DIRECTIONS: Of the lines below, reproduce exactly those from the line containing "Serialize everything readable" to the end, including both the first and the last.

[Entries taken from a collection]
*** Begin section ***

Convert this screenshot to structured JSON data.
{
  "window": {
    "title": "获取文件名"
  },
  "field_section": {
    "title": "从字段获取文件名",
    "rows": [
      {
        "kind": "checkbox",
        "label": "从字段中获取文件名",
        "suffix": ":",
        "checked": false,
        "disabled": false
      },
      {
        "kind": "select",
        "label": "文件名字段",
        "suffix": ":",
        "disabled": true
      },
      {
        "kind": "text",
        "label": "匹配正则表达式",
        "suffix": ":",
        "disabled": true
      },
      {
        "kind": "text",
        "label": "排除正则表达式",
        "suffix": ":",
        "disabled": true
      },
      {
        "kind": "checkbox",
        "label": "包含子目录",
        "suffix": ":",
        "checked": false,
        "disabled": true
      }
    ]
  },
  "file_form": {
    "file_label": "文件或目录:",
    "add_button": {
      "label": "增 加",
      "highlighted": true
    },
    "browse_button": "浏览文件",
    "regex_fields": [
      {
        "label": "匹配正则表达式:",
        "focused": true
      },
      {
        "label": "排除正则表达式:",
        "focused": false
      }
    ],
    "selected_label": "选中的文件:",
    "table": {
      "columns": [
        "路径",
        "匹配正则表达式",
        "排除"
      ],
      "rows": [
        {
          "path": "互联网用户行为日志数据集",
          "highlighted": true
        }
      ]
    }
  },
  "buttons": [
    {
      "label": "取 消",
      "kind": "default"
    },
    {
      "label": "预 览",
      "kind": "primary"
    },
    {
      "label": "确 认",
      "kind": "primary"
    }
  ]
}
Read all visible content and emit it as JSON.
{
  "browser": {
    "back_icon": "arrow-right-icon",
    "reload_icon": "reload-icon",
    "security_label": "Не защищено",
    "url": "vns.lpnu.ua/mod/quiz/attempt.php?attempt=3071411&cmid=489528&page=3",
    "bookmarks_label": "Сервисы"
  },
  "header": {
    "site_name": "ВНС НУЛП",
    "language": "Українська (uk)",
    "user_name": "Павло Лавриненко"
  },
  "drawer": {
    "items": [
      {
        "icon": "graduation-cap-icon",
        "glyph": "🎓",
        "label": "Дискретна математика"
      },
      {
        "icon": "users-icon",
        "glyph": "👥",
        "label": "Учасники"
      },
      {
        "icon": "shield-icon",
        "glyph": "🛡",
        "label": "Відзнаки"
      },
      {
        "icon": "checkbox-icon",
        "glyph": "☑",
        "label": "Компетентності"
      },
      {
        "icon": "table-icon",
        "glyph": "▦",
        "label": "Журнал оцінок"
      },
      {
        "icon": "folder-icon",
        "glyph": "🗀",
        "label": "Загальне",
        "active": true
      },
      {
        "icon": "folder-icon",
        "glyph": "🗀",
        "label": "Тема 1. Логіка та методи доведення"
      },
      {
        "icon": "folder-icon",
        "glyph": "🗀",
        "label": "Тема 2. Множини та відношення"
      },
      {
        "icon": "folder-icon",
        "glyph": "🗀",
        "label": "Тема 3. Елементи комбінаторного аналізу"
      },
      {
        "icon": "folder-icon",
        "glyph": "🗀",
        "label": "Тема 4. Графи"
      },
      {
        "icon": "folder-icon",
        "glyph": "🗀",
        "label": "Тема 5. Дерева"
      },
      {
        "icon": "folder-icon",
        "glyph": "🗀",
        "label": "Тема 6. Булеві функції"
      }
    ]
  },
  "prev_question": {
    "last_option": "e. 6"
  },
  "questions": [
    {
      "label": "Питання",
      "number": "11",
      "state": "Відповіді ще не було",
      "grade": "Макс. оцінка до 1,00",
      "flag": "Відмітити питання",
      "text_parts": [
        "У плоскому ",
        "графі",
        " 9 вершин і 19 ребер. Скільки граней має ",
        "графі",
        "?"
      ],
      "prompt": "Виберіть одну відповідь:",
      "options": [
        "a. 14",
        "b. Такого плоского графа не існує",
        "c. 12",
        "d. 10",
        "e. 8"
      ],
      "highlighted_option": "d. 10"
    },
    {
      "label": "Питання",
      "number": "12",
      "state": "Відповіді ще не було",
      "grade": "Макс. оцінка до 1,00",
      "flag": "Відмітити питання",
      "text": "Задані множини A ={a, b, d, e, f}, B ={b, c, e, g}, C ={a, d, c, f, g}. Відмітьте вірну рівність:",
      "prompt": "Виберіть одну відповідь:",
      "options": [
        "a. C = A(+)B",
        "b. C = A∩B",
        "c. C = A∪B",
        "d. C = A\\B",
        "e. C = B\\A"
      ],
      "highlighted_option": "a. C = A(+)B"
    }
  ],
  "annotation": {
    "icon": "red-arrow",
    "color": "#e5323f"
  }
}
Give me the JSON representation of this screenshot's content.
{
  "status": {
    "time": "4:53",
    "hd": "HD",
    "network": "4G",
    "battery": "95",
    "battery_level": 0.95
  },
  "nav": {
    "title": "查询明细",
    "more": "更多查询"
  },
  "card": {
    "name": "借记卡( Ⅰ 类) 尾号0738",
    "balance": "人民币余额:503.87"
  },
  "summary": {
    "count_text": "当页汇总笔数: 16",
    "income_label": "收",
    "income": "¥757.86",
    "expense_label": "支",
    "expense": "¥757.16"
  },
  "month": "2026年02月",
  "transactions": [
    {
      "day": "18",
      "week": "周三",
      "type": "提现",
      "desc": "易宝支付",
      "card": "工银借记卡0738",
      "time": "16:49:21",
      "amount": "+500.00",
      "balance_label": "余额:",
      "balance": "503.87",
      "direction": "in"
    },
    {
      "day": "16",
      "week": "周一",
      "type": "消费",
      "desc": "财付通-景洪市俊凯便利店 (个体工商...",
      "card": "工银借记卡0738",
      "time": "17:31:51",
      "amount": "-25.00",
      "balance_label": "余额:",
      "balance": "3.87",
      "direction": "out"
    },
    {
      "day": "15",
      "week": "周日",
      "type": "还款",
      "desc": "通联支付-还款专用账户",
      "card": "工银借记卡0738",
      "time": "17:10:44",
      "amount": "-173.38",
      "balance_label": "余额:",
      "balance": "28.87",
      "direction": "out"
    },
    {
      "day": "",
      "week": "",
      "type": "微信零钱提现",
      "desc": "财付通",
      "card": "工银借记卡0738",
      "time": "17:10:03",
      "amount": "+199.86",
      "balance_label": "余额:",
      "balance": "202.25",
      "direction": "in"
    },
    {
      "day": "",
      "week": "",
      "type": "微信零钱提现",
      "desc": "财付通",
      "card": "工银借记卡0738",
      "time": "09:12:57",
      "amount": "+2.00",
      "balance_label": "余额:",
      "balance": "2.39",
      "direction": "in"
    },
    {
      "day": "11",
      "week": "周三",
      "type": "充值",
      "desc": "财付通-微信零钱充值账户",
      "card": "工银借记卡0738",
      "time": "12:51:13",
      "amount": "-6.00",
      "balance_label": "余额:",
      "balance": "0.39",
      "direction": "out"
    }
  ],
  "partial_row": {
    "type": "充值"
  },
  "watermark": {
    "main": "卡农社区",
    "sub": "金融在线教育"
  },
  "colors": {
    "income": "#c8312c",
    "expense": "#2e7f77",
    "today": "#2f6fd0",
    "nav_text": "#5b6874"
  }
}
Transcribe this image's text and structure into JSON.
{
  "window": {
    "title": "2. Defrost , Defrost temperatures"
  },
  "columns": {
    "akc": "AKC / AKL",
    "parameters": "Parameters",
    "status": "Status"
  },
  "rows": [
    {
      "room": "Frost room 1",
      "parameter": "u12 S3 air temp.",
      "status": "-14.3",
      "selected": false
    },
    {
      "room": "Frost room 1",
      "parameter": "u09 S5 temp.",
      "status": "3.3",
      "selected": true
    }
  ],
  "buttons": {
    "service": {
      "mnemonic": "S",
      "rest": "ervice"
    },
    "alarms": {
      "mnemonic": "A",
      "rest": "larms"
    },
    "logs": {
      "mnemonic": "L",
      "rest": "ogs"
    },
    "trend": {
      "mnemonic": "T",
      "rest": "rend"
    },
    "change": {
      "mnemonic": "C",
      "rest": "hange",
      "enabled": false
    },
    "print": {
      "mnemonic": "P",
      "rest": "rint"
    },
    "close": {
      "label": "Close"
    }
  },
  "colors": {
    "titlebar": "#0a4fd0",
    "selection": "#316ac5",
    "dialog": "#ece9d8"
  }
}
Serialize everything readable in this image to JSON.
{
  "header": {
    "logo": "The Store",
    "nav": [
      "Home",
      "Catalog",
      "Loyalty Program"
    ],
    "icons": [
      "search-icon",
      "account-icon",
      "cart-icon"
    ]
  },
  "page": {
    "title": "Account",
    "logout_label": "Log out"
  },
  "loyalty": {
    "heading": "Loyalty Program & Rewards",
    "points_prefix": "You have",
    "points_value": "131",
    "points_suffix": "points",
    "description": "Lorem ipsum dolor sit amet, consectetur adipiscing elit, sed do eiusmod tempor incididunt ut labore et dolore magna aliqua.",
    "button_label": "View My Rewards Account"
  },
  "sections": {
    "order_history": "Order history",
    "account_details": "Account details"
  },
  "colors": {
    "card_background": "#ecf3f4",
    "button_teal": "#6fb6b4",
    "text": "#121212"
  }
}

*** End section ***

EXERCISE RESPONSE:
Serialize everything readable in this image to JSON.
{
  "header": {
    "logo": "The Store",
    "nav": [
      "Home",
      "Catalog",
      "Loyalty Program"
    ],
    "icons": [
      "search-icon",
      "account-icon",
      "cart-icon"
    ]
  },
  "page": {
    "title": "Account",
    "logout_label": "Log out"
  },
  "loyalty": {
    "heading": "Loyalty Program & Rewards",
    "points_prefix": "You have",
    "points_value": "131",
    "points_suffix": "points",
    "description": "Lorem ipsum dolor sit amet, consectetur adipiscing elit, sed do eiusmod tempor incididunt ut labore et dolore magna aliqua.",
    "button_label": "View My Rewards Account"
  },
  "sections": {
    "order_history": "Order history",
    "account_details": "Account details"
  },
  "colors": {
    "card_background": "#ecf3f4",
    "button_teal": "#6fb6b4",
    "text": "#121212"
  }
}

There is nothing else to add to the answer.